Contrast that with an experience I recently had at Costco where I returned a camera I had purchase SIX months ago, which worked perfectly, and got CASH back for it--shipping and all. I told them there was nothing wrong with it, but that I had just seen a camera online that I thought would work better for me. And it has been wonderful. There, there really were NO questions asked, and I walked out of the store with exactly what I wanted. And I didn't even have to buy any kind of plan to allow me to do that--it was included in the (below) retail price of the camera. I will sing Costco's praises from now on and I pledge to you that whenever I need to buy some kind of expensive electronic item, Costco is the first (and in some cases only) place I will even consider buying it.

And I hope you'll do the same.

Please visit these sites for more information:

From "The Science of Grammar" by Orson Hyde

I read this recently and it made me feel great about my major:

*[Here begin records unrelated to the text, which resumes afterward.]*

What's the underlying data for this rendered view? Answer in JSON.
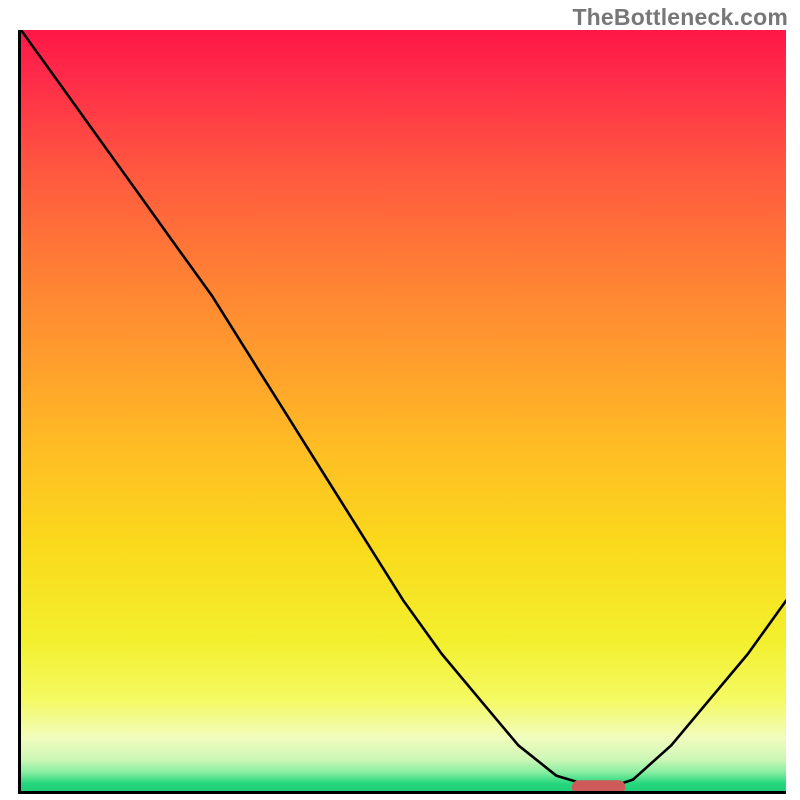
{
  "watermark": "TheBottleneck.com",
  "colors": {
    "gradient_top": "#ff1846",
    "gradient_bottom": "#20d07a",
    "curve": "#000000",
    "marker": "#cf5a5a"
  },
  "chart_data": {
    "type": "line",
    "title": "",
    "xlabel": "",
    "ylabel": "",
    "xlim": [
      0,
      100
    ],
    "ylim": [
      0,
      100
    ],
    "x": [
      0,
      5,
      10,
      15,
      20,
      25,
      30,
      35,
      40,
      45,
      50,
      55,
      60,
      65,
      70,
      75,
      77,
      80,
      85,
      90,
      95,
      100
    ],
    "y": [
      100,
      93,
      86,
      79,
      72,
      65,
      57,
      49,
      41,
      33,
      25,
      18,
      12,
      6,
      2,
      0.5,
      0.5,
      1.5,
      6,
      12,
      18,
      25
    ],
    "marker": {
      "x_start": 72,
      "x_end": 79,
      "y": 0.5
    }
  }
}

"As [the English] Language has been more highly honoured in our day, by the Supreme Ruler above, than any other, in that he hath chosen it as the most beautifully grand and impressive medium through which his mandates could be conveyed to mortal beings here on earth, can we be justified if we remain in a state of indifference with regard to its beauty, its richness, and its strangth?"

Orson Hyde, The Science of Grammar, Journal of Discourses, Vol 6, pg 371

Tuesday, July 11, 2006

Good to be blogging


I hope this is going to be an acceptible forum for all of you to read my blogs. As many of you know I have been off of myspace for some months now and have done ok, but now that I have more and more friends who live far away and the fact that I'll be leaving soon for a couple of months has been enough encouargement to find a new blog site and to start blogging again. And it feels pretty good.

There are a lot of improvements in my new blog, maybe you can tell, but the best of which, in my opinion, is the elimination of double spacing between my sentences. It gives my writing a way more stream-lined, toned look.

I'm still going to be testing this new site out, so any feedback would be helpful. I hope there is some way that some of you can subscribe to the blogs I write so you don't have to continually check this site (assuming you're interested in what I'm doing), but maybe bookmarking the website is a good idea?

So I'm back on the Web.